Insect farms that use food waste as a feed source is one solution. ReFED published a deep dive into insect farming last year. 

We also are watching the organics bin wars play out before us with offerings from Mill, Food Cycle Sciences, Lomi, and others. Both of these solutions provide some spice in a fairly stable industry.

Prevention funding

Funding waste prevention has largely focused on solutions for extending shelf life and in technologies that help retailers through forecasting, dynamic pricing, etc. Shelf-life has been focusing on naturally-derived interventions that don’t affect product quality or taste. Hazel Technologies raised a (down) funding round last year on this promise, increasing their runway. 

Supply chain tech has always been appealing to investors (did someone say subscription revenue?). Software that can provide a clear return on investment for the most influential part of the food supply chain – retailers – has had the easiest path to adoption, which is reflected by funds raised. A cohort of established food waste organizations that are quickly scaling and have shown promise to investors.

“Sharing” operations – for a fee

A new development that speaks to the state of maturity of the food waste sector is the “sharing” of operations through a fee-based arrangement. The parallel here would be Amazon building out what would become their AWS business: in developing Amazon, the company became experts at developing websites and online infrastructure. The thinking goes, why not get paid for helping others do the same thing? It’s like licensing an internal capability that others could benefit from. 

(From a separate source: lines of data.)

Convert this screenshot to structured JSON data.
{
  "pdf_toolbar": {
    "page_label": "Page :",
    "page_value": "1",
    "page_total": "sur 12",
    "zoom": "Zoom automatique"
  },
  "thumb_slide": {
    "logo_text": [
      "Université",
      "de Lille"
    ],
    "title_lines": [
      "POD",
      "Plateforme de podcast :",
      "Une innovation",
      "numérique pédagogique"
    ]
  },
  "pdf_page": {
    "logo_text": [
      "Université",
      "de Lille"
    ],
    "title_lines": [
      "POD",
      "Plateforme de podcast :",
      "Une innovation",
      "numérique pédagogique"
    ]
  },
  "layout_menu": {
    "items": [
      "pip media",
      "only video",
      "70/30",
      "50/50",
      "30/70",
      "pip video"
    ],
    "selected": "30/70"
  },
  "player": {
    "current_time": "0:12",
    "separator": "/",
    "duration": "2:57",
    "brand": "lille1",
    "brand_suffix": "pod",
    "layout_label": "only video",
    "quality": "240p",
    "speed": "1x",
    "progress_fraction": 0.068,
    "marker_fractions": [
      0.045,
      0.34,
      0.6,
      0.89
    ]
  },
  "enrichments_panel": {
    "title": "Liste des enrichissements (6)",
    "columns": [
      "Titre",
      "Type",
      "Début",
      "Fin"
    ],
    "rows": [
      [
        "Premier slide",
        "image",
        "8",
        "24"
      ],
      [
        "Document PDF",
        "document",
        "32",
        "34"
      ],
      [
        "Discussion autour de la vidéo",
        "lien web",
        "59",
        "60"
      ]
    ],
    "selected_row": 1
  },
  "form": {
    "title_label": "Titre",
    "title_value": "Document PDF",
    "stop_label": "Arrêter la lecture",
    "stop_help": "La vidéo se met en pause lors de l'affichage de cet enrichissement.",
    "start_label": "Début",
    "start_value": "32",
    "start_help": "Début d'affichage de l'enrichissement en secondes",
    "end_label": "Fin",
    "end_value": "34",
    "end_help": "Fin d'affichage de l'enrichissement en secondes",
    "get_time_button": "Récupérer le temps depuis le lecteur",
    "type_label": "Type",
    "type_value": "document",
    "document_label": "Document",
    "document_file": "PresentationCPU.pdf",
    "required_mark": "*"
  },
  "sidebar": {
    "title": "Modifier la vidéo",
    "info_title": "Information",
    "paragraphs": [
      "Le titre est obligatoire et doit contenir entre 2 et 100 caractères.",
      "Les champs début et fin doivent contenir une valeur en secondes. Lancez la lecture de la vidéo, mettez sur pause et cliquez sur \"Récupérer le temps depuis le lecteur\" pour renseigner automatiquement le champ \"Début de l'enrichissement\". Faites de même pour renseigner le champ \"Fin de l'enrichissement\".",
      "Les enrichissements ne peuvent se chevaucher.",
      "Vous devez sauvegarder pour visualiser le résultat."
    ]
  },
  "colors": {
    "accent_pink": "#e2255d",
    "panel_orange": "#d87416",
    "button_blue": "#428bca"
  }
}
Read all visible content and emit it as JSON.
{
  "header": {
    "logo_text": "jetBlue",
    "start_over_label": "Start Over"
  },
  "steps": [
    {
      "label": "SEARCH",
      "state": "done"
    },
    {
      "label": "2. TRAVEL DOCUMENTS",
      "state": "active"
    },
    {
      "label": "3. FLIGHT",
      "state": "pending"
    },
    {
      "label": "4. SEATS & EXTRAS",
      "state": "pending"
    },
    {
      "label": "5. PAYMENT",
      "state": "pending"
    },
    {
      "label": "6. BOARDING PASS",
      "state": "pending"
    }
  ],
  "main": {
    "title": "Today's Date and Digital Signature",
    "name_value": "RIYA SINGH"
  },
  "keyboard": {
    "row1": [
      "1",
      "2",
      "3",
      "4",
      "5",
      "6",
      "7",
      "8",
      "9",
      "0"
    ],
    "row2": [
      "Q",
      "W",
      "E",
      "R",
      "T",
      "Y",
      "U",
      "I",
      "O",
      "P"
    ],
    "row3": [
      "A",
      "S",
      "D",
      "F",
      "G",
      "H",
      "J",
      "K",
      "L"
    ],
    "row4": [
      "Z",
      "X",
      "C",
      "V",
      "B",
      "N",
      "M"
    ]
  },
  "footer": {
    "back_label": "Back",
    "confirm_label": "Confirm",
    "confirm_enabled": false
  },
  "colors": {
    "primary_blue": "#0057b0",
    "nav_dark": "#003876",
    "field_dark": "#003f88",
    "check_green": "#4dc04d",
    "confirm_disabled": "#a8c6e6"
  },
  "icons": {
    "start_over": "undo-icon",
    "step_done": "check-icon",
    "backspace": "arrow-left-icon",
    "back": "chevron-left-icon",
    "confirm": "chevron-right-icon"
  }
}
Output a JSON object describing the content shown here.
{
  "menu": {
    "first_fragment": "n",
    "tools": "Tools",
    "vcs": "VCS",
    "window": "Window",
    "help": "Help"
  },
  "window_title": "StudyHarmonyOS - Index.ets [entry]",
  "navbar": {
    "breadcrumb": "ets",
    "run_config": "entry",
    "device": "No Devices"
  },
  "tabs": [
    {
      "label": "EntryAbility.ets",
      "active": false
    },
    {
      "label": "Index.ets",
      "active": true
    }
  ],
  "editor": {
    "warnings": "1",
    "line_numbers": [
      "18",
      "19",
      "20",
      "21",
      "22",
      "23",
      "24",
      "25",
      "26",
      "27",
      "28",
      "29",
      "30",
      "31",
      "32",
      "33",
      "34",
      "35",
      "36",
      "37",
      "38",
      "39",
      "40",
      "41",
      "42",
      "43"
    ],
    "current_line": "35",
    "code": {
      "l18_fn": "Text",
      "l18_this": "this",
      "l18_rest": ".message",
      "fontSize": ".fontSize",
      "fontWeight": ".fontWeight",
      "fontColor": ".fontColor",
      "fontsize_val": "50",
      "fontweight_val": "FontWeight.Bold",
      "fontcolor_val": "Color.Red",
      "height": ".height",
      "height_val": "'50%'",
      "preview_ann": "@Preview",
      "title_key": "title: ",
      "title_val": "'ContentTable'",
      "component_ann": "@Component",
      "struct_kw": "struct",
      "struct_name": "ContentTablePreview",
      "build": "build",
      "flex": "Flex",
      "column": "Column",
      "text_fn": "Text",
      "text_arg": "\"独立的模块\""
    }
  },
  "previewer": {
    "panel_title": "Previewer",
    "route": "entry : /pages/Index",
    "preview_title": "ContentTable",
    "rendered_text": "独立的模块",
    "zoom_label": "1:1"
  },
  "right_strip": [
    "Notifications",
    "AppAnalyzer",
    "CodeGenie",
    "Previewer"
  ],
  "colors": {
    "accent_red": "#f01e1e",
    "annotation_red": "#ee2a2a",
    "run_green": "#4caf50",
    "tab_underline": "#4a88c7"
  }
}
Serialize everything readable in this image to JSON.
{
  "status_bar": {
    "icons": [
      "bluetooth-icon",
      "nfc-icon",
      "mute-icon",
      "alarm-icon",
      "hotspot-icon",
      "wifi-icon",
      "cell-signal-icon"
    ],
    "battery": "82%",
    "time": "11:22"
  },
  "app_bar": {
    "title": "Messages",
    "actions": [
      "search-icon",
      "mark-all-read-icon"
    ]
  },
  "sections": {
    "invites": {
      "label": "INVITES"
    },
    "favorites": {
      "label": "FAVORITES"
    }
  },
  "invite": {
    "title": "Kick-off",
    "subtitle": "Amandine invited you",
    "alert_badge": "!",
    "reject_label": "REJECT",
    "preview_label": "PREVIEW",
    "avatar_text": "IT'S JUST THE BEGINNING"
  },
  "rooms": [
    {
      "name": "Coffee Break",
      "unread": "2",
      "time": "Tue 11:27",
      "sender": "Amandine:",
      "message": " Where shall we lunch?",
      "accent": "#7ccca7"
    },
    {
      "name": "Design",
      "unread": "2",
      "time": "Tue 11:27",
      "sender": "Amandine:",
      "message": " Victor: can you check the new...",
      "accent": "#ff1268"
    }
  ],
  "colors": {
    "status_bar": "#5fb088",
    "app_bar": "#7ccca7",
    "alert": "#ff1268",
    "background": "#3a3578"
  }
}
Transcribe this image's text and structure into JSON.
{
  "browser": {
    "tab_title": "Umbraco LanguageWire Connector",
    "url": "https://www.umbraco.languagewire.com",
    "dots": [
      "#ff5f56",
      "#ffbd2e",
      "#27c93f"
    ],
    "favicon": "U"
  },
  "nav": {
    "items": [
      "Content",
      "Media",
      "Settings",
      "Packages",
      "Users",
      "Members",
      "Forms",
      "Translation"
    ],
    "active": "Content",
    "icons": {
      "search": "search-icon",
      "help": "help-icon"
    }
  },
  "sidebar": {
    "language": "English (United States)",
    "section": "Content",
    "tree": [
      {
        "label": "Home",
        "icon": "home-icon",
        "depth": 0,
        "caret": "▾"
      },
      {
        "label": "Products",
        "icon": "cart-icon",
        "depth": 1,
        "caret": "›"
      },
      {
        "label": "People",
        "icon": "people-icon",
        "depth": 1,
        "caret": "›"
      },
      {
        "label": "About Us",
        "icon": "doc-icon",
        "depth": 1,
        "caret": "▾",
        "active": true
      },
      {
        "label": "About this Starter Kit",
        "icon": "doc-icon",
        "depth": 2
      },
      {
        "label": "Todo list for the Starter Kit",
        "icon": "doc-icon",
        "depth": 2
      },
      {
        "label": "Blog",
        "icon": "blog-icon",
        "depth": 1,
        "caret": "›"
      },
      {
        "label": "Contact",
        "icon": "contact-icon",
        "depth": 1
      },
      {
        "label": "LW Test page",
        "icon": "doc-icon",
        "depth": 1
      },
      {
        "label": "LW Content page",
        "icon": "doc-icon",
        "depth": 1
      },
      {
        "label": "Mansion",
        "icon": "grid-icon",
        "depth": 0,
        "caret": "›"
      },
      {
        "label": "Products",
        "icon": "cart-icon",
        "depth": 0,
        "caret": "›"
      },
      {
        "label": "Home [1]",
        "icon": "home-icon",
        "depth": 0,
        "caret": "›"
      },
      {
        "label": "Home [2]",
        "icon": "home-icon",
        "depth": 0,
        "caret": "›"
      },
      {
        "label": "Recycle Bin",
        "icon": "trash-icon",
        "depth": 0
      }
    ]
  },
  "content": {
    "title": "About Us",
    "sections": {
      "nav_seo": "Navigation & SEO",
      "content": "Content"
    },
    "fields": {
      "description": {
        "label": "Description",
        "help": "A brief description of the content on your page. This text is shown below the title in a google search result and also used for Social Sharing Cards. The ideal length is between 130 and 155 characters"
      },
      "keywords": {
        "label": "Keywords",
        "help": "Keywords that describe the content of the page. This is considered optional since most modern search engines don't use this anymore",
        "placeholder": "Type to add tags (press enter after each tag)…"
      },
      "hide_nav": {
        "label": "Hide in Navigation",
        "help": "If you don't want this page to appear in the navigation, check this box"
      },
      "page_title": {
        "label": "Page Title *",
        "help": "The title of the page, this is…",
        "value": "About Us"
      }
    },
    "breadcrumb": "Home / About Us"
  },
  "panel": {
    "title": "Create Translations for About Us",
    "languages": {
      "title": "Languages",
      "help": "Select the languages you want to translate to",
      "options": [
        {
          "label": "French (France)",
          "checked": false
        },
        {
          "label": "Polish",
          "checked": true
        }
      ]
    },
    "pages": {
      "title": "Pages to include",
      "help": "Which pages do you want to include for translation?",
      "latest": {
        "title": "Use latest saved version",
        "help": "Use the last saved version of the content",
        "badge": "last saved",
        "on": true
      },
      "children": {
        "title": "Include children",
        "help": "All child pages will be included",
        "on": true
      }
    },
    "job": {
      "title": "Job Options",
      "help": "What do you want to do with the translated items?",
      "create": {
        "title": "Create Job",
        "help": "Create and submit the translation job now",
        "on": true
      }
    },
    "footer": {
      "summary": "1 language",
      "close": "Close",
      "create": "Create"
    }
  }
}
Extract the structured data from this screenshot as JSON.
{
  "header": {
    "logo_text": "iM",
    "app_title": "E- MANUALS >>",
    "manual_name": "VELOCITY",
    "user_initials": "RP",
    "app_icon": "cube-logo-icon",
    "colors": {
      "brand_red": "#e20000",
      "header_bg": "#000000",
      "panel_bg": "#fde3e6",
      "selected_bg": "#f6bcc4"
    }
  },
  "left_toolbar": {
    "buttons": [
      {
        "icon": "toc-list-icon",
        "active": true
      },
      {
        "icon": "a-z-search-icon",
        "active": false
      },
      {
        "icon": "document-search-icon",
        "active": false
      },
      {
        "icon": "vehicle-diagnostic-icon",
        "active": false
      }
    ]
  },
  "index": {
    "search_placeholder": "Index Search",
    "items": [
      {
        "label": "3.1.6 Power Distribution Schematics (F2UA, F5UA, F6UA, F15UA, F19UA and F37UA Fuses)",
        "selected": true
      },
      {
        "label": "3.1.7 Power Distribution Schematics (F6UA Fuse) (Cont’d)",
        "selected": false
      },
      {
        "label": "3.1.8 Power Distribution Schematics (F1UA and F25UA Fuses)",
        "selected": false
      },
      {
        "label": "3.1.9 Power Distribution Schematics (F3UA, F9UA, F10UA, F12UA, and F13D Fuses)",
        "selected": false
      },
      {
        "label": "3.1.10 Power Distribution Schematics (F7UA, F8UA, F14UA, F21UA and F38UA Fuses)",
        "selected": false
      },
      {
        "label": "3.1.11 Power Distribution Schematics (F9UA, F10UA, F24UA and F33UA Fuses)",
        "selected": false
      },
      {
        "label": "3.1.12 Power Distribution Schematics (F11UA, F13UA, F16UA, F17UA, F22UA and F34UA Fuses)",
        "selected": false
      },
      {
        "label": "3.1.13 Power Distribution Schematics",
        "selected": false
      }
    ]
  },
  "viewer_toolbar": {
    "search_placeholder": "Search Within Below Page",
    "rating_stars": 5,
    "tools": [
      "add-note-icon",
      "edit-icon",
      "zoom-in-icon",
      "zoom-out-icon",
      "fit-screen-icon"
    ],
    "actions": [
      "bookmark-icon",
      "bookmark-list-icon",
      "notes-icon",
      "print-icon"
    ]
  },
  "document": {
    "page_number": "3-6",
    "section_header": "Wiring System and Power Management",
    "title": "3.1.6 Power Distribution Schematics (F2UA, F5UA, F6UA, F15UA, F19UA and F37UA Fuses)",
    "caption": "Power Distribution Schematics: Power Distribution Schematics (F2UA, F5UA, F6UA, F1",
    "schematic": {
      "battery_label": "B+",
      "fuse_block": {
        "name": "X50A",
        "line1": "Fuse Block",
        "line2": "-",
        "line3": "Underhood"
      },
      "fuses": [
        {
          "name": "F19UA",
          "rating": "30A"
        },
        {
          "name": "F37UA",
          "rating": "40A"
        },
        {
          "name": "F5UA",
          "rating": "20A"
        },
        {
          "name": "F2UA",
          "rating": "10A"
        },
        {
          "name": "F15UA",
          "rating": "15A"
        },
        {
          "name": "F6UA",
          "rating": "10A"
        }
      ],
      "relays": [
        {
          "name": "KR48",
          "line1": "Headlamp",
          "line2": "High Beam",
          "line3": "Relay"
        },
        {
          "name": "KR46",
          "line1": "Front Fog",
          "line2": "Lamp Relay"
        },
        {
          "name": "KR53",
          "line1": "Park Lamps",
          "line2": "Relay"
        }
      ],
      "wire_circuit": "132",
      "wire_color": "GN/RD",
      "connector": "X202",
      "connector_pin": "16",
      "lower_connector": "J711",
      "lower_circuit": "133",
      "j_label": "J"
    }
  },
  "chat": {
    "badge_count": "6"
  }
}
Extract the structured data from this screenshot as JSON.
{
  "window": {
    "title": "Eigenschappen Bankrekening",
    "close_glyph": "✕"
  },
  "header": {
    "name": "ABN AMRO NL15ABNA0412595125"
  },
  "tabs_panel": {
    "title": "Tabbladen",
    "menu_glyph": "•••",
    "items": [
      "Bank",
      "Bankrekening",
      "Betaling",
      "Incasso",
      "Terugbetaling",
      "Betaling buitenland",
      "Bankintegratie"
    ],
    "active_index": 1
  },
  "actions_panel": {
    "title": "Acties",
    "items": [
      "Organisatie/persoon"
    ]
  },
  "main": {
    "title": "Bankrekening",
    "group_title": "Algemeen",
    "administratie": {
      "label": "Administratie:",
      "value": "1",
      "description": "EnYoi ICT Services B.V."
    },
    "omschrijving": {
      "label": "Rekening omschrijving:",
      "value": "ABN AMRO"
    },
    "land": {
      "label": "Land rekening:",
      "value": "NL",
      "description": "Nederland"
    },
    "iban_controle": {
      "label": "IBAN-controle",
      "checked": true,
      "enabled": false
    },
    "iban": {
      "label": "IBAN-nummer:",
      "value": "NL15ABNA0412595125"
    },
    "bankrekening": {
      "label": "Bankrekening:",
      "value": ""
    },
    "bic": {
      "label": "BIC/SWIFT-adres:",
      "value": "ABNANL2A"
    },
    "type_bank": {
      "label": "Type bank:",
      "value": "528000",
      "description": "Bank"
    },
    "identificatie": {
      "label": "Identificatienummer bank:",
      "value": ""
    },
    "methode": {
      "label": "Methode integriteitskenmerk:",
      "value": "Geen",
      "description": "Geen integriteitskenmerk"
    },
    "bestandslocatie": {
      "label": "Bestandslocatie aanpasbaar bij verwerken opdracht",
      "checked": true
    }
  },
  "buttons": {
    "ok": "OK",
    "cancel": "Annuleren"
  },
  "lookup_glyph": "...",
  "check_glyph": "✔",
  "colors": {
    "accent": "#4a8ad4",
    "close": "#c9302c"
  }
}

We’re seeing examples of this now in food waste. Misfits Market spent years building their logistics platform to get fresh food from point A to point B in boxes. It’s now offering this through their “Fulfilled by Misfits” service to help other businesses reduce food waste through logistics, inventory management, and finding the right destination or end market. 

Loop has done a great job of upcycling waste from produce distributors and is offering that framework and know-how to other businesses, allowing businesses to make their own private-label products. 

Upcycled Food Inc. and Full Harvest are also helping businesses adopt upcycling as a solution. They’ve already done the legwork to either develop processes for ingredient conversion or – in the case of Full Harvest – providing the marketplace for it, so they’re helping upcyclers avoid spending time finding the next source of waste on their own.

Philanthropic dollars

We hope to release more information as we get additional philanthropic data, but from what we can see so far, increasing bets are being made to fight food waste. Last fall’s $15 million transformational grant from Ballmer Group for ReFED’s system-building work was a landmark for food waste (and us!). This year we’ve seen MacKenzie Scott give a substantial grant ($15 million) to DC Central Kitchen for their work providing healthy food and employment opportunities. 

Shelf-extension solution provider Ryp Labs’ Series A raise is a fascinating case study, as impact investors and philanthropists including King Philanthropies participated in the round as a way to decarbonize the supply chain.

We’re excited to see what 2024 holds even though it promises to be another murky year of funding. When rates will come down is anyone’s guess, and the euphoria of a substantial rate cut is probably gone (at least this looks to be the Wall Street consensus). Yet we’ve already seen some funding activity again, mostly for the established cohort. And we’re heartened that the funders we’ve been speaking to are indicating they’ll be funding more this year than last.

Alejandro Enamorado is capital and innovation manager at ReFED.